Hatred is the anger of the weak. ~ French novelist Alphonse Daudet
The pitch-black opposite of love is hate, which is a puissant brew of fear and loathing. Hate is the ultimate emotional irony: attachment to an object of disgust. That makes hate the stupidest of emotions. No intelligent creature carries hate. Those who bellow its sounds deserve a deaf ear to its substance, steady condemnation in response, and compassion for the abject ignorance displayed.
Darkness cannot drive out darkness; only light can do that. Hate cannot drive out hate; only love can do that. ~ American Baptist minister and civil-rights leader Martin Luther King, Jr.
Of all the worldly passions, lust is the most intense. All other worldly passions seem to follow in its train. ~ Buddha
The emotion of love is utterly non-sexual: love is admiration. In contrast, lust is intense carnal desire.
Other than being affinitive, the possessive nature of lust puts it at considerable remove from love. Whereas love is the most positive of emotions, lust is the intimate sister to greed.
In love the other is important; in lust you are important. ~ Indian guru Rajneesh

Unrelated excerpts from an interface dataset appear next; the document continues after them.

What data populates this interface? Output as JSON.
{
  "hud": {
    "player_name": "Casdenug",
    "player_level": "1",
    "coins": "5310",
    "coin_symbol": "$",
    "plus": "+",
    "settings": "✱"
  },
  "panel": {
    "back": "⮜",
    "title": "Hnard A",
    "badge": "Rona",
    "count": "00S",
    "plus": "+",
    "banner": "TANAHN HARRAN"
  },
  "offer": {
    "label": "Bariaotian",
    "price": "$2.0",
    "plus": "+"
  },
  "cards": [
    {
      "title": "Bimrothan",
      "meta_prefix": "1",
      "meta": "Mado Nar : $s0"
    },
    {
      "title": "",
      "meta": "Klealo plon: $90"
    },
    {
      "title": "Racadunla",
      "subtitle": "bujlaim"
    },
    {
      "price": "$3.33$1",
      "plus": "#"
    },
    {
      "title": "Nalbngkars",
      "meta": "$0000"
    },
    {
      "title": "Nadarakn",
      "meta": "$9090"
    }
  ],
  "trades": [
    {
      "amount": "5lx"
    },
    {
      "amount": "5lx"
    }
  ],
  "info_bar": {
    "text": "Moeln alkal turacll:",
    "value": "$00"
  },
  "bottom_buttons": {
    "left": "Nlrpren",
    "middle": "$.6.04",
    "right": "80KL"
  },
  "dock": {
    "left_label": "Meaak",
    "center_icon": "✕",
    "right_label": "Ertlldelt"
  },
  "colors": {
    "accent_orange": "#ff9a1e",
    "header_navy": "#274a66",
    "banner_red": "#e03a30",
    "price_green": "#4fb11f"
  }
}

Owing to its feel-good power, lust is the by far the most popular of negative emotions. Lust slithers under the banner of passion, which is the generalized desire for animal satisfaction, geared up by adrenaline, aspiring a dopamine remedy.
It is not the man who has little, but he who desires more that is poor. ~ Roman philosopher Seneca
Greed is desire amplified: the inevitable mental product of embracing materialism. As materialism is culturally engendered, so too greed. Capitalism is a fertile breeding ground for greed.
In one having no regard for material goods beyond financial security, entertainment, and personal comfort, greed finds no ground in which to sprout. In such a person, contentment crowds out the prospect of greed.
When morality comes up against profit, it is seldom that profit loses. ~ American politician Shirley Chisholm
Jealousy & Envy
Jealousy and envy spring from comparing our lot in life with that of others. ~ American psychologist Dan Ariely
Jealousy and envy are the opposite sides of a petty coin minted by social avarice. Both emotions promote malicious glee. An envious or jealous person positively enjoys hurting the object of its attention, or when the object suffers misfortune: schadenfreude.
Jealousy lives upon suspicion; and it turns into a fury or ends as soon as it passes from suspicion to certainty. ~ François de La Rochefoucauld
Whereas jealousy is typically based upon a sense of personal possessiveness, envy may be more abstract. People who identify with a particular group, such as a sports team, company, or nation, feel schadenfreude when the rival of that group suffers a mishap which lowers its standing.
To be embarrassed is to be placed in a temporary state of suspension by the unwanted scrutiny – sometimes critical, often not – of others. It is to be involuntarily placed at the epicentre of a particular social moment. ~ English cultural historian Stuart Walton
Embarrassment arises from an awareness of a social fact in which one is riding colliding head-on with a sense of propriety. Darwin rightly pointed out that embarrassment is an emotion that feeds upon itself.
Canadian American sociologist Erving Goffman suggested that blushing and other signs of embarrassment are an evolutionary adaptation which serves as a nonverbal apology, as well as an indirect statement of moral worth. Lack of appropriate embarrassment suggests sociopathy.
Embarrassment demonstrates that an individual is at least disturbed by the fact and may prove worthy at another time. ~ Erving Goffman